Problem statement =>
For the entries below, say how many lines include the word "dots" and add nothing else.

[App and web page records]

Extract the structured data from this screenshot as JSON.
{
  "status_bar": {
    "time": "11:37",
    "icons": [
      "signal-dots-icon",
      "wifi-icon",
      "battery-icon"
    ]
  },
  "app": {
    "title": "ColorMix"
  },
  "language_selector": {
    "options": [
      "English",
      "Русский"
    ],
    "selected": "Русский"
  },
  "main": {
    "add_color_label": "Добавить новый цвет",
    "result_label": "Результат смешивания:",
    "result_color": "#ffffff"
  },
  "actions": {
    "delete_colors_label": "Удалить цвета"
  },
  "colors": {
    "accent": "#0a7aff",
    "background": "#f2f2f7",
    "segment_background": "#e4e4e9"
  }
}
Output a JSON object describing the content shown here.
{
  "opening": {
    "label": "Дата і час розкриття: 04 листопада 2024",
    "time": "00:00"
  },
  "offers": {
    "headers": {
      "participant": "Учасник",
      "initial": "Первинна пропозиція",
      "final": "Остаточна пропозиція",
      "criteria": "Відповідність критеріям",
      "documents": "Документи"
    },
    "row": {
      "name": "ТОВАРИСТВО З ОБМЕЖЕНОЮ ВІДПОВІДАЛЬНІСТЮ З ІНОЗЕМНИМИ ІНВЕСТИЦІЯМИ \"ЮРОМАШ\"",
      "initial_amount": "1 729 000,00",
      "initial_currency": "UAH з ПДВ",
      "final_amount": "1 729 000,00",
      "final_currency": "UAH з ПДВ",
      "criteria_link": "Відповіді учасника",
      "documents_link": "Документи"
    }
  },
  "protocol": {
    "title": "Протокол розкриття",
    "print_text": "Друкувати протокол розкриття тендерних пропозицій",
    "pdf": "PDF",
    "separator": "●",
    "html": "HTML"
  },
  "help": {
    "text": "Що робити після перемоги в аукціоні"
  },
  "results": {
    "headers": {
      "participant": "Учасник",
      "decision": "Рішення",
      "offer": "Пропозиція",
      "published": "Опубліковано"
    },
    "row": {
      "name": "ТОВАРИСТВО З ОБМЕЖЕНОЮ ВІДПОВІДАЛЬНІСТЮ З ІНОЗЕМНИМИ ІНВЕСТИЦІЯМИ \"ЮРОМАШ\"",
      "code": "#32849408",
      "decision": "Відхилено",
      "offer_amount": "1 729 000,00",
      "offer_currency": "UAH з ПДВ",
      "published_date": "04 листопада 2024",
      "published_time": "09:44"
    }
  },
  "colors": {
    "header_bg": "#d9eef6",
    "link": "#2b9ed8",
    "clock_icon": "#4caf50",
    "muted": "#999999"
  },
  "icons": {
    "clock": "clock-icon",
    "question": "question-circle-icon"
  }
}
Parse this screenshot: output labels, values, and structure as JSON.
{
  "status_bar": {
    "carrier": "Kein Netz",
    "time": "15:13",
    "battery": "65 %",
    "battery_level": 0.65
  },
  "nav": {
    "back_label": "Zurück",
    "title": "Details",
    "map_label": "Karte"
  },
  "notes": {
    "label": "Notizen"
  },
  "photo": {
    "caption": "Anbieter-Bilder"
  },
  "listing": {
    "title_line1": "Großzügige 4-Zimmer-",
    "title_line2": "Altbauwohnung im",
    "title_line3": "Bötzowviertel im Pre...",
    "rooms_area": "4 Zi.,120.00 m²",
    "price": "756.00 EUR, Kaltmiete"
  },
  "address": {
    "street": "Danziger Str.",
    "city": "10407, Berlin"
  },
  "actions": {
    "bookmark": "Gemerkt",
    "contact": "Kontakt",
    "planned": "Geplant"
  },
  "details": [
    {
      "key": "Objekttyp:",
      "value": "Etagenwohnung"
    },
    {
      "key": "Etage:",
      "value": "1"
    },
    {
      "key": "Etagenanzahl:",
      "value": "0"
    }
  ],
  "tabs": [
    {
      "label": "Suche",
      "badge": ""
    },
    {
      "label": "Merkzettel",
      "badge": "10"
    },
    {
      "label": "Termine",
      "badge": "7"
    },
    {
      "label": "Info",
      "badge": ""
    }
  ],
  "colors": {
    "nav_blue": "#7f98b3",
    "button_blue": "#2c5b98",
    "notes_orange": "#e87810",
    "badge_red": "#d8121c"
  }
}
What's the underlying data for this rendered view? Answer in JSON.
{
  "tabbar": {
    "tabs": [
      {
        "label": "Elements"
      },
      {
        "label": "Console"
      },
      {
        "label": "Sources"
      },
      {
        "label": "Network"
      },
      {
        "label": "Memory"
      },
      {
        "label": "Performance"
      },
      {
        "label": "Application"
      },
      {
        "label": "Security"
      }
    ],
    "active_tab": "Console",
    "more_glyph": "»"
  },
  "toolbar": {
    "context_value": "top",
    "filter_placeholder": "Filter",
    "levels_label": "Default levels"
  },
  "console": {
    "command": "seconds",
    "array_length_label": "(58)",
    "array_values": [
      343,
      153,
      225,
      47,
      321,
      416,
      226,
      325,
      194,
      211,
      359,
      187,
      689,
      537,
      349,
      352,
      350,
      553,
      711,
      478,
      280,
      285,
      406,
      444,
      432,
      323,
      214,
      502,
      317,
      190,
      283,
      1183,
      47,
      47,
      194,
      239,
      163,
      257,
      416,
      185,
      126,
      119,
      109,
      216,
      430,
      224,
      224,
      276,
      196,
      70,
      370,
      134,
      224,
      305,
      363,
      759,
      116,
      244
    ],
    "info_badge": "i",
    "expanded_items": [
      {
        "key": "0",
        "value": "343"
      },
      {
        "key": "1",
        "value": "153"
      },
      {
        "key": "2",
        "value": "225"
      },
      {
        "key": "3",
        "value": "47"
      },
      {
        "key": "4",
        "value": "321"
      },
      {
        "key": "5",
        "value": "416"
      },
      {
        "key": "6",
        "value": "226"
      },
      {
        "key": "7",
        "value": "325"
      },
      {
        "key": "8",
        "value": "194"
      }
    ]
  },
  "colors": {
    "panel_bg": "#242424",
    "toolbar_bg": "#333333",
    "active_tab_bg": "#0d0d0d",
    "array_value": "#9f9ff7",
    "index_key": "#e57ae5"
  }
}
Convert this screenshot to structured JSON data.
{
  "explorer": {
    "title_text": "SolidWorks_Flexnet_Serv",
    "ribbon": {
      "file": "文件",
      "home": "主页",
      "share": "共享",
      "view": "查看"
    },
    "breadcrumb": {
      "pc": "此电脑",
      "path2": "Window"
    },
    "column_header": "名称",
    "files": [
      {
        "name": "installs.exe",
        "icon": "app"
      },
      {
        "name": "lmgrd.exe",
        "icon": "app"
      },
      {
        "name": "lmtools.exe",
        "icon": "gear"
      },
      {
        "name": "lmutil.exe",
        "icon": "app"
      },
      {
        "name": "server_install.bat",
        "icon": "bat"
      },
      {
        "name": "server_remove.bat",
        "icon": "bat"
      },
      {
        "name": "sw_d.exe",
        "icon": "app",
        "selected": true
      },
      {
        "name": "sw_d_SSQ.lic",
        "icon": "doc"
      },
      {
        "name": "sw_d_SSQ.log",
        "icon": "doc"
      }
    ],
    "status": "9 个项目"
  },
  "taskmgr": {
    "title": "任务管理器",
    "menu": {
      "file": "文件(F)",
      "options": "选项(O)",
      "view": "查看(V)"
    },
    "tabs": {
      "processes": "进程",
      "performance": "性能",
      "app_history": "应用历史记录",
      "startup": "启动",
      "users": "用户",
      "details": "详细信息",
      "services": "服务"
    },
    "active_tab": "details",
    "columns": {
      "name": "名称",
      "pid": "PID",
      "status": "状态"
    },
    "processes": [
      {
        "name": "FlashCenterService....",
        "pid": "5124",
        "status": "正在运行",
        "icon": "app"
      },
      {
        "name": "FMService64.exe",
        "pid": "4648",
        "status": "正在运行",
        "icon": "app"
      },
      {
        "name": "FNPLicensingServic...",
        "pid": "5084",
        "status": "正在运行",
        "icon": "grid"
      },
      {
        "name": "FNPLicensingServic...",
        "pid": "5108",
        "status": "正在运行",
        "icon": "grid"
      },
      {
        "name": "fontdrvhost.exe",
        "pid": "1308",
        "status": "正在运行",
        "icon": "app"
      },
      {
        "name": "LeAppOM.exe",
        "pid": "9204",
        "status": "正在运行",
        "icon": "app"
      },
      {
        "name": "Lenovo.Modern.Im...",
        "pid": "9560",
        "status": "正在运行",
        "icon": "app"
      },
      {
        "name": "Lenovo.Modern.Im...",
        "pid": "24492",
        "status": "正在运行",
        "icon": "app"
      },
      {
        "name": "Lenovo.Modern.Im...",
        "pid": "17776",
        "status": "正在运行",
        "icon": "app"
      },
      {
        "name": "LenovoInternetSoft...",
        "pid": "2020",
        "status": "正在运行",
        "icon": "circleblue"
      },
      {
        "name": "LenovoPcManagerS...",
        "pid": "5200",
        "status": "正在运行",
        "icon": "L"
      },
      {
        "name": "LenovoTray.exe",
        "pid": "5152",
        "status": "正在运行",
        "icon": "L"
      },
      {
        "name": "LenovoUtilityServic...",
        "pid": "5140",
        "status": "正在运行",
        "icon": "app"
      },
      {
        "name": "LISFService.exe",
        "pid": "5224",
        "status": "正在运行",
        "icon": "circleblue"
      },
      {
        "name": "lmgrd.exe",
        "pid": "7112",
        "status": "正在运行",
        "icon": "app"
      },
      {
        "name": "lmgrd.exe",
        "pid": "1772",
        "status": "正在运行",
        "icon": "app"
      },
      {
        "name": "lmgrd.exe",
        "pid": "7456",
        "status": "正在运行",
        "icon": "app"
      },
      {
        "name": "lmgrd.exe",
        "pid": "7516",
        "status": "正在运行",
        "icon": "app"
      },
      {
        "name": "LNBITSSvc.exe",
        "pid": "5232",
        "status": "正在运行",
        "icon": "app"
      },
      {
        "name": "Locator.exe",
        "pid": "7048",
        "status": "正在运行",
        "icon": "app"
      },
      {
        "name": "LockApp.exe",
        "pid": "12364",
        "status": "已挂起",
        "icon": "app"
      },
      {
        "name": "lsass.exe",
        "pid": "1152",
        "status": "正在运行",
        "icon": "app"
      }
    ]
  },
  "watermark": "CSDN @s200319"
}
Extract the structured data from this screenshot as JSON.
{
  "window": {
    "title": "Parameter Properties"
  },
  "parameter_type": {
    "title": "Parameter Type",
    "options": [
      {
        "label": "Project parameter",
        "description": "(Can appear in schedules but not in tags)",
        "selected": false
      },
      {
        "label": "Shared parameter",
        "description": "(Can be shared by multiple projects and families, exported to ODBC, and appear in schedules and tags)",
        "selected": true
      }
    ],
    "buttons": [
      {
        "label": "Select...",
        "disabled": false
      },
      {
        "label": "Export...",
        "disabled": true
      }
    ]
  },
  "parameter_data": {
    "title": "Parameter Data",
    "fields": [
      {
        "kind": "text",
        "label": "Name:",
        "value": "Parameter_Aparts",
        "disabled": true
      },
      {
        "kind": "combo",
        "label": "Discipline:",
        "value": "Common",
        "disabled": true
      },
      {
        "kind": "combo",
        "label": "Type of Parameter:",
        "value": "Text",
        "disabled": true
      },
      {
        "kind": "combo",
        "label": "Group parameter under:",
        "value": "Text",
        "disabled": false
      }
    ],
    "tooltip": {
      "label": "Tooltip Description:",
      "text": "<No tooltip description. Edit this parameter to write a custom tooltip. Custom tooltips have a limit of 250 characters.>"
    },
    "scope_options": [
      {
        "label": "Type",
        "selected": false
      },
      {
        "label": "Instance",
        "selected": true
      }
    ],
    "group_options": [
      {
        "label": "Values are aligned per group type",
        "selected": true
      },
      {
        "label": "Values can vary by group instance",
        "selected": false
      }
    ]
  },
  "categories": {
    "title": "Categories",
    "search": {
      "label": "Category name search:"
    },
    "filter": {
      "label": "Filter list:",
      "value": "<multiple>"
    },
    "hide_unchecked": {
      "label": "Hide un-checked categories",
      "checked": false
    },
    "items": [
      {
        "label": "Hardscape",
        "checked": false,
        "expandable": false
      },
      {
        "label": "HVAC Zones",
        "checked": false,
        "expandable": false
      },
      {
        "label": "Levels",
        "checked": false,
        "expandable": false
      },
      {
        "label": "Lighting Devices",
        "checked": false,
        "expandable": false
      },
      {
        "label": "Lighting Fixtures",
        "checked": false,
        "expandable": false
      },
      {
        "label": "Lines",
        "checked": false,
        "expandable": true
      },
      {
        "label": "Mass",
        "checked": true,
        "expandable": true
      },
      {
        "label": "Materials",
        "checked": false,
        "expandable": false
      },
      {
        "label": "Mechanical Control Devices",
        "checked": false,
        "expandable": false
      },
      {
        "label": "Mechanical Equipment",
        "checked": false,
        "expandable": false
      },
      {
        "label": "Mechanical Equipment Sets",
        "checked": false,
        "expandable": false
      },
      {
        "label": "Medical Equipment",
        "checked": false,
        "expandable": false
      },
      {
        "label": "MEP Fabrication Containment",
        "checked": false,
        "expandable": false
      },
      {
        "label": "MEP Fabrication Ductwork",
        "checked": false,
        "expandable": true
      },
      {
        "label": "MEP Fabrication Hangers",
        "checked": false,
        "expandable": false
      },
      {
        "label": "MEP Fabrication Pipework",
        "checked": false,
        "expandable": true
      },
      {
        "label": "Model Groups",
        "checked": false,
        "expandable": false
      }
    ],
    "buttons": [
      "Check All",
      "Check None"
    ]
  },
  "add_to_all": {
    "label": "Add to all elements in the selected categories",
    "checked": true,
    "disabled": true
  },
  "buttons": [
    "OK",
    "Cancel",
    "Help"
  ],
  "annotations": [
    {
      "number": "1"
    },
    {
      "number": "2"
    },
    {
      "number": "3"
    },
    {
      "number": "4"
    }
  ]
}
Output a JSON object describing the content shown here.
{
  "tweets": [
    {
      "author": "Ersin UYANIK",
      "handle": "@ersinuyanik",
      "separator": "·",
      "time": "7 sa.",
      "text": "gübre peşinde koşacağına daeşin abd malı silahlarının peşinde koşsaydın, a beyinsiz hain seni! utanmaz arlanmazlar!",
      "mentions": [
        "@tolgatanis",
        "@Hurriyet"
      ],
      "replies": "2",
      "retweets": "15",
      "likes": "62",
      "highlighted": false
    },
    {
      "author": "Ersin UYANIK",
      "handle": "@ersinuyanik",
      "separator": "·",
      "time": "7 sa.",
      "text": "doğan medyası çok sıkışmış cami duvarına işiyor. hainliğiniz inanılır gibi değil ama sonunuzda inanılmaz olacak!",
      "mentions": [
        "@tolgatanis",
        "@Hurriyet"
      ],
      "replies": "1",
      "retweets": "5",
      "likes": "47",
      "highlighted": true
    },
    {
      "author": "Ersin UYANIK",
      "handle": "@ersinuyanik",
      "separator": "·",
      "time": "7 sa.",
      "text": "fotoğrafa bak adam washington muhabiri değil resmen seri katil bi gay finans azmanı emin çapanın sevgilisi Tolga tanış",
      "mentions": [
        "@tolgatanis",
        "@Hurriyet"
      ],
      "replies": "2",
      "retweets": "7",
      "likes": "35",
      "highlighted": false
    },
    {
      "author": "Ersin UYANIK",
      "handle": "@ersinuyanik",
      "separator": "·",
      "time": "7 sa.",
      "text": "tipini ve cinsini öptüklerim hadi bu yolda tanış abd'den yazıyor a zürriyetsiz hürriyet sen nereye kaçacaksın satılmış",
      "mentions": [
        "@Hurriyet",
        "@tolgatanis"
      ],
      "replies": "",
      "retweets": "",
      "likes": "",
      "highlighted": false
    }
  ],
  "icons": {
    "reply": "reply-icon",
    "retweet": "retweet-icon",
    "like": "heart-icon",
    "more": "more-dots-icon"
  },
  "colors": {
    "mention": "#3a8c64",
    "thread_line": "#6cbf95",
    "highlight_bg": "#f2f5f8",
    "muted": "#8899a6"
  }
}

Solution to this problem =>
2